Learning Outcomes

Subject-specific Knowledge:
  • Broad knowledge of the main features of the urban fabric of Pompeii and Herculaneum.
  • Understanding of the main features of Roman art and architecture as attested in these sites.
  • Detailed knowledge of the history of the excavation, study and dissemination of these sites and a general familiarity with its impact on European culture.
Subject-specific Skills:
  • An ability to use a complex range of textual and visual evidence to reconstruct ancient monuments.
  • An ability to engage critically with the full range of evidence for Roman art and architecture and with the secondary literature on it.
  • Reflective awareness of the nature of Roman art and architecture in its social context.
Key Skills:
  • An ability to present a well-researched, well-articulated, and well-balanced account of diverse evidence.
  • An ability to reconstruct a monument from evidence that is imperfect, biased, or indirect.
  • An ability to present visual evidence in an effective manner.

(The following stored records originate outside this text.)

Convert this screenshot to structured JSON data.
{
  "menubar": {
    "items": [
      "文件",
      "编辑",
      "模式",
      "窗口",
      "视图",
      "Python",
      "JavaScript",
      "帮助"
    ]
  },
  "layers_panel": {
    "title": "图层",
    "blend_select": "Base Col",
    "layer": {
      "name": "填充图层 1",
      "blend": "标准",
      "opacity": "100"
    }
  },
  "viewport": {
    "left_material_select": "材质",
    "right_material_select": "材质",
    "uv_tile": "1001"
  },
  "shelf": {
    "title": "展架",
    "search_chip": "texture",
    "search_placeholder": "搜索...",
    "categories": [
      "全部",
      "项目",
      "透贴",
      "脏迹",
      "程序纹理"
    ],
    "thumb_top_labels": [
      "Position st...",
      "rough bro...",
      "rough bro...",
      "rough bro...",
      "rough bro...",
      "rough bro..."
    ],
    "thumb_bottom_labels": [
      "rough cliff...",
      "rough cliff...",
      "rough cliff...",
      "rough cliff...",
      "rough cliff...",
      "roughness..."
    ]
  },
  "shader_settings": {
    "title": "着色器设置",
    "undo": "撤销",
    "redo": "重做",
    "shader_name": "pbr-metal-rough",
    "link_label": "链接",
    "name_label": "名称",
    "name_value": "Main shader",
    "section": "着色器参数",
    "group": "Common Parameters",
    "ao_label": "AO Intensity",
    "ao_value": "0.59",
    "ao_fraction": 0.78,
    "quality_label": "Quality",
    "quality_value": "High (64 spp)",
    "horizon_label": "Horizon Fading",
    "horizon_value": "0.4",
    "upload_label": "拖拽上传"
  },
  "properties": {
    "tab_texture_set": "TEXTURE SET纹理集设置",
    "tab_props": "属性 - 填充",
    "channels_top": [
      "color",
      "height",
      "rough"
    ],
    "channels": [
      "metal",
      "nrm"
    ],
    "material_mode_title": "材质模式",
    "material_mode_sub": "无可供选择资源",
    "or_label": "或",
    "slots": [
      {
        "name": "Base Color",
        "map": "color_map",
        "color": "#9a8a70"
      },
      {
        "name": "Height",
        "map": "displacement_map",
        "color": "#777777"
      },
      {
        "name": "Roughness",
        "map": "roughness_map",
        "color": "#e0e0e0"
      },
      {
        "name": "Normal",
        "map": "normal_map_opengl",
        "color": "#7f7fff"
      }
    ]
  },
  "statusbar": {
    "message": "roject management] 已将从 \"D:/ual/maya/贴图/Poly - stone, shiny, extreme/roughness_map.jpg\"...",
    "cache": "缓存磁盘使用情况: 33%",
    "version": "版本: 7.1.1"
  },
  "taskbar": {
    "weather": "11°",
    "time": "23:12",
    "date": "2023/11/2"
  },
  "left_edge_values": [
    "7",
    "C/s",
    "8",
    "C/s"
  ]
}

Modes of Teaching, Learning and Assessment and how these contribute to the learning outcomes of the module

  • Lectures form the core of the module, being used to provide factual information as background pertaining to both the ancient city and its modern excavation. Corresponding to knowledge of this broad, contextual element is a 40% examination component.
  • Seminars are used to give models for interpretative procedures in the interpretation of evidence and to provide an opportunity for students to practice manipulation and analysis of evidence and an opportunity to talk through areas of difficulty. These skills in performing a reconstruction and analysis of a particular monument will be assessed in the summative coursework project. This will be a visual reconstruction executed as a digital 3D visualization with texture-mapped images, or as a more traditional 2D plan with a detailed key and figures, or even as a 3D model. It will also include a brief narrative account of the sources used (1,500 words).

Teaching Methods and Learning Hours

Activity Number Frequency Duration Total/Hours
Lectures 22 Weekly 1 hour 22
Tutorials 2 Fortnightly 1 hour 2
Seminars 4 Fortnightly 1 hour 4
Preparation and reading time 172
Total 200

Summative Assessment

Component: Visual reconstruction Component Weighting: 60%
Element Length / duration Element Weighting Resit Opportunity
Visual reconstruction (images + 1,500 words) 100% Yes
Component: Examination Component Weighting: 40%
Element Length / duration Element Weighting Resit Opportunity
Written examination 2 hours 100% Yes

Formative Assessment:

One formative exercise

Attendance at all activities marked with this symbol will be monitored. Students who fail to attend these activities, or to complete the summative or formative assessment specified above, will be subject to the procedures defined in the University's General Regulation V, and may be required to leave the University